If you haven’t heard of Tulum, where have you been? Often referred to as the new Bali, Tulum is an eco-travel destination with yoga studios, sound baths and smoothie bowls and is the destination for those seeking deep healing.

With the combination of traditional Mayan culture and the yogic influence, a deep respect for our natural planet is found along the shores. Eco-hotels and tours are popular, so too is sustainable fashion and plant-based organic food. Together they create the possibility to have an ‘eco-holiday’ and connect back to nature. During the 8 days I was there, I was able to explore the best restaurants such as Raw Love which hands down does the best smoothie bowls in the world (I tested daily!) The Real Coconut, Taboo and Rosa Negra while Arca was great for dinner and music. 

Hotels line the shores with Nomade’s wellness experience ranging from biodynamic breath workshops to Temazcals, to silent disco yoga to cacao ceremonies. Papaya Playa Project has set a goal to become zero emissions and zero contamination community by June 2018 while Alaya Tulum – who adopted the UN’s 17 sustainable development areas and made it their mission to address each one of them – is a hotspot for arts and holistic wellness. Azulik, voted one of the best eco-friendly sustainable hotels in 2016, merges the need to capture its beauty, with wildlife and the natural world.
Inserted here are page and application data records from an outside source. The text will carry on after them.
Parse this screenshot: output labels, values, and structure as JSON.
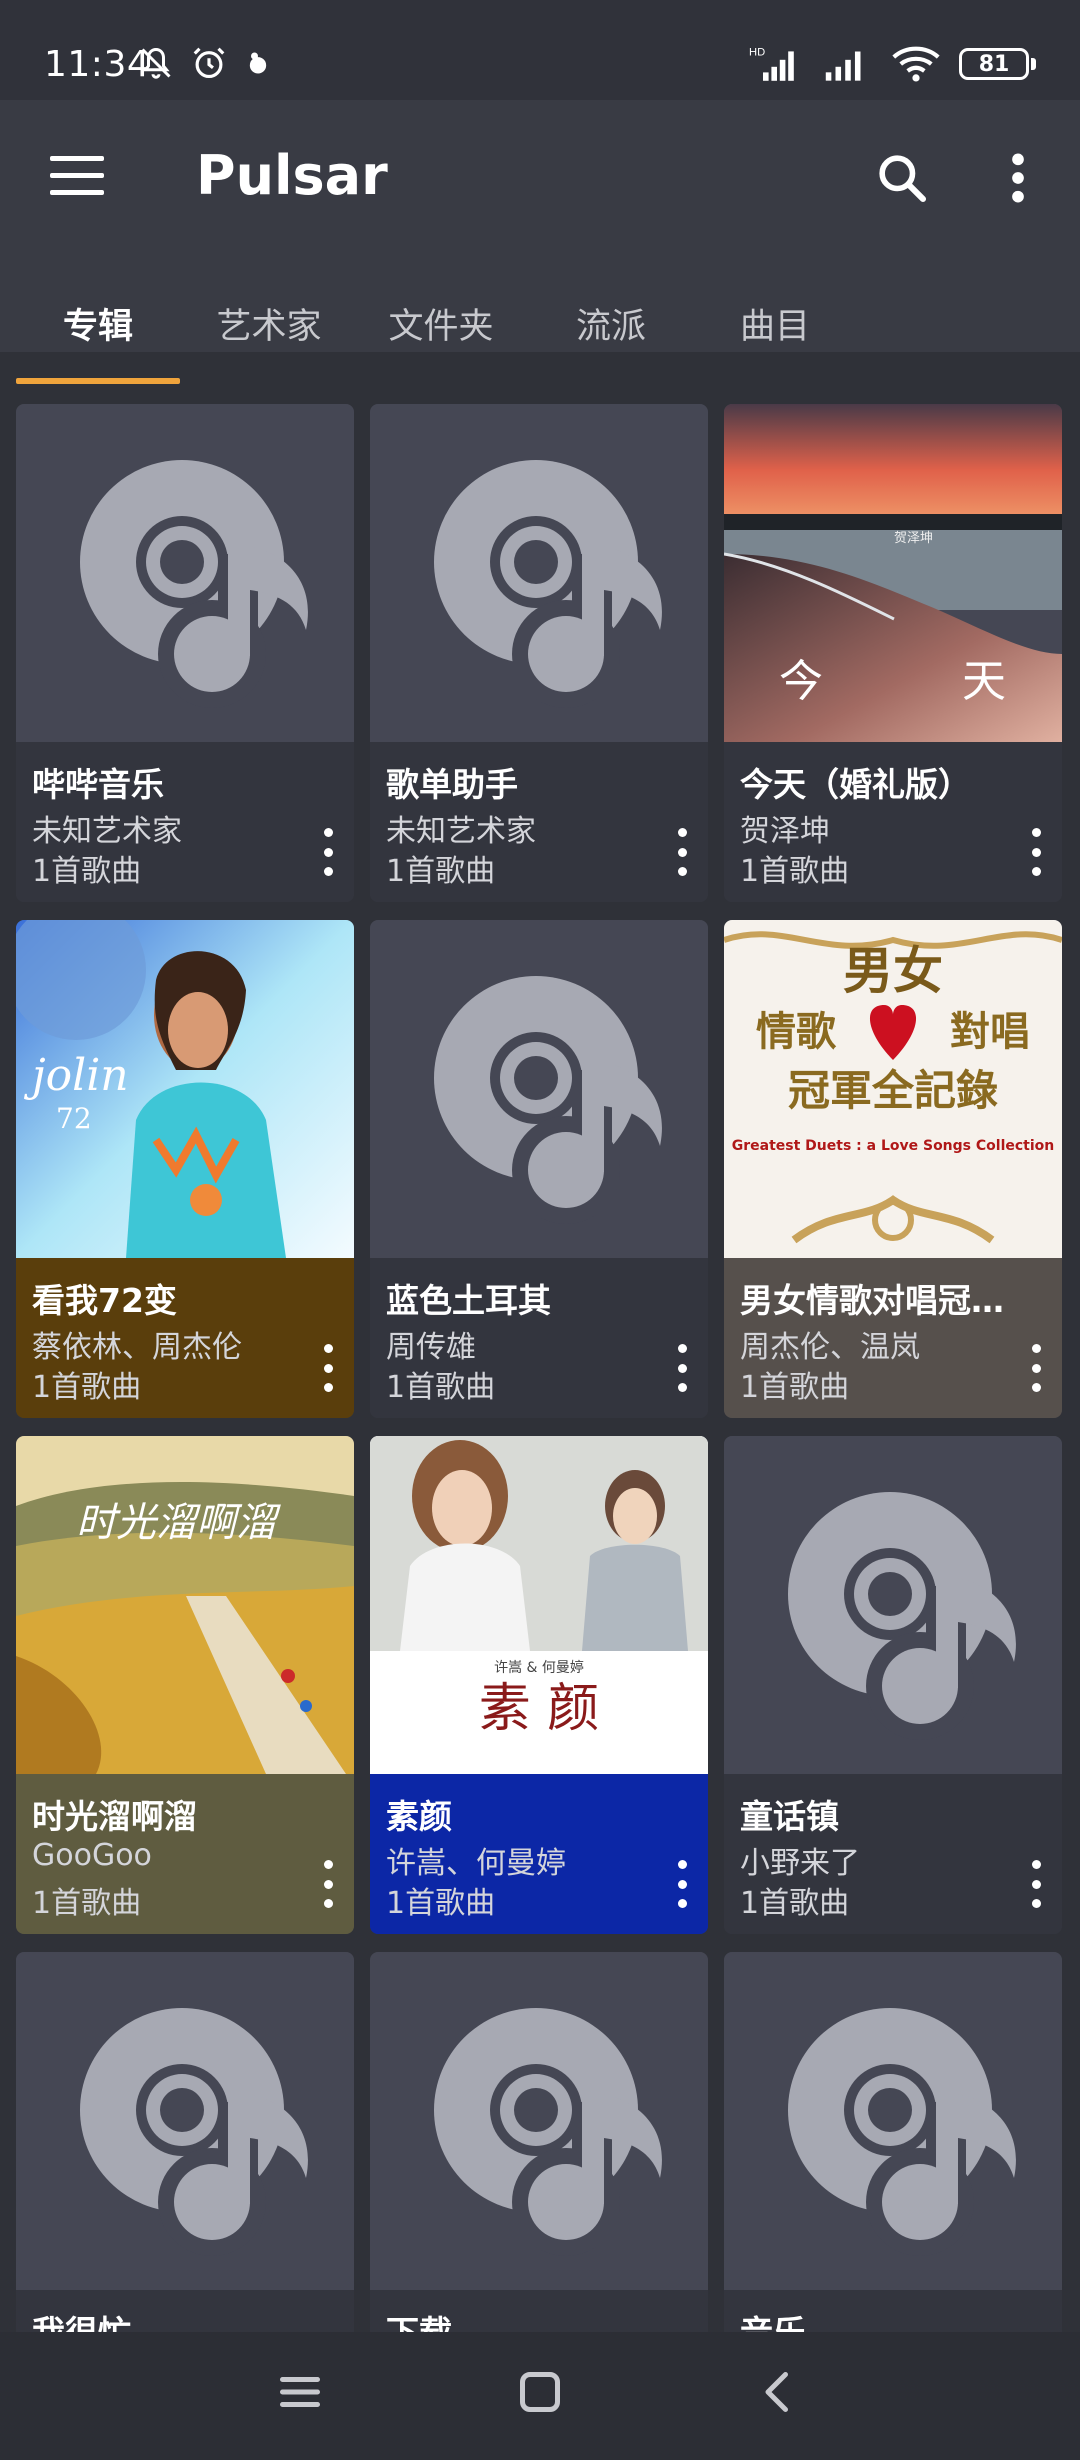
{
  "status_bar": {
    "time": "11:34",
    "battery": "81",
    "network_label": "HD",
    "icons": [
      "bell-off-icon",
      "alarm-icon",
      "app-notification-icon",
      "signal-icon",
      "signal-icon",
      "wifi-icon",
      "battery-icon"
    ]
  },
  "app_bar": {
    "title": "Pulsar",
    "icons": [
      "menu-icon",
      "search-icon",
      "more-vert-icon"
    ]
  },
  "tabs": [
    {
      "label": "专辑",
      "active": true
    },
    {
      "label": "艺术家",
      "active": false
    },
    {
      "label": "文件夹",
      "active": false
    },
    {
      "label": "流派",
      "active": false
    },
    {
      "label": "曲目",
      "active": false
    }
  ],
  "colors": {
    "accent": "#f0a43c",
    "background": "#2f3138",
    "placeholder_cover": "#454754",
    "placeholder_icon": "#a7a9b3"
  },
  "albums": [
    {
      "title": "哔哔音乐",
      "artist": "未知艺术家",
      "count": "1首歌曲",
      "cover": "placeholder",
      "info_color": "#33353e"
    },
    {
      "title": "歌单助手",
      "artist": "未知艺术家",
      "count": "1首歌曲",
      "cover": "placeholder",
      "info_color": "#33353e"
    },
    {
      "title": "今天（婚礼版）",
      "artist": "贺泽坤",
      "count": "1首歌曲",
      "cover": "beach-sunset",
      "info_color": "#33353e"
    },
    {
      "title": "看我72变",
      "artist": "蔡依林、周杰伦",
      "count": "1首歌曲",
      "cover": "jolin-72",
      "info_color": "#5a3e0c"
    },
    {
      "title": "蓝色土耳其",
      "artist": "周传雄",
      "count": "1首歌曲",
      "cover": "placeholder",
      "info_color": "#33353e"
    },
    {
      "title": "男女情歌对唱冠…",
      "artist": "周杰伦、温岚",
      "count": "1首歌曲",
      "cover": "duets-gold",
      "info_color": "#56504c"
    },
    {
      "title": "时光溜啊溜",
      "artist": "GooGoo",
      "count": "1首歌曲",
      "cover": "wheat-field",
      "info_color": "#5f5c40"
    },
    {
      "title": "素颜",
      "artist": "许嵩、何曼婷",
      "count": "1首歌曲",
      "cover": "su-yan",
      "info_color": "#0c27a6"
    },
    {
      "title": "童话镇",
      "artist": "小野来了",
      "count": "1首歌曲",
      "cover": "placeholder",
      "info_color": "#33353e"
    },
    {
      "title": "我很忙",
      "artist": "",
      "count": "",
      "cover": "placeholder",
      "info_color": "#33353e"
    },
    {
      "title": "下载",
      "artist": "",
      "count": "",
      "cover": "placeholder",
      "info_color": "#33353e"
    },
    {
      "title": "音乐",
      "artist": "",
      "count": "",
      "cover": "placeholder",
      "info_color": "#33353e"
    }
  ],
  "cover_art": {
    "beach_text_left": "今",
    "beach_text_right": "天",
    "beach_caption": "贺泽坤",
    "jolin_logo": "jolin",
    "jolin_num": "72",
    "duets_line1": "男女",
    "duets_line2": "情歌",
    "duets_line3": "對唱",
    "duets_line4": "冠軍全記錄",
    "duets_en": "Greatest Duets : a Love Songs Collection",
    "wheat_title": "时光溜啊溜",
    "su_artists": "许嵩 & 何曼婷",
    "su_title": "素 颜"
  },
  "nav_bar": {
    "icons": [
      "recent-apps-icon",
      "home-icon",
      "back-icon"
    ]
  }
}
When to visit?

Tulum’s all-year balmy climes has made it a popular choice in recent years. High season is November – March before it becomes oppressively hot. Low season is from June – October and is classed as the rainy season, but the showers are fleeting and in return Tulum is less busy whilst still serving up 30C heat. 

Can you have an ‘eco-holiday?

Many would say that there is no such thing as an ‘eco-holiday’, with Tulum being 5,021 miles from London and requiring a large number of carbon air miles to travel there. I totally respect this (and feel the guilt for taking air travel), yet there is an importance of travelling the world to visit other cultures and traditions and to explore the world that we are trying to save. However, travelling to Tulum for that one trip a year, rather than the European jet-setting that most Brits do each summer could not only be better for the planet per mile, but also more expansive for our minds. 

There are ways to offset our carbon use through projects such as U-capture who partner with projects to help take carbon out of the atmosphere. And although I respect that they are not as effective as not taking a flight, the journey to a sustainable lifestyle is certainly not straight forward. 

Travelling with an Eco-conscience

If we are to continue travelling, it’s about conscious travelling. That means travelling less frequently and to destinations that have sustainability at its core. Tulum is one of those destinations. Be prepared to be spoiled with delicious food, smoothies, daily yoga but most importantly a connection back to nature and the beauty of the world that we live in. 

www.savingthegrace.com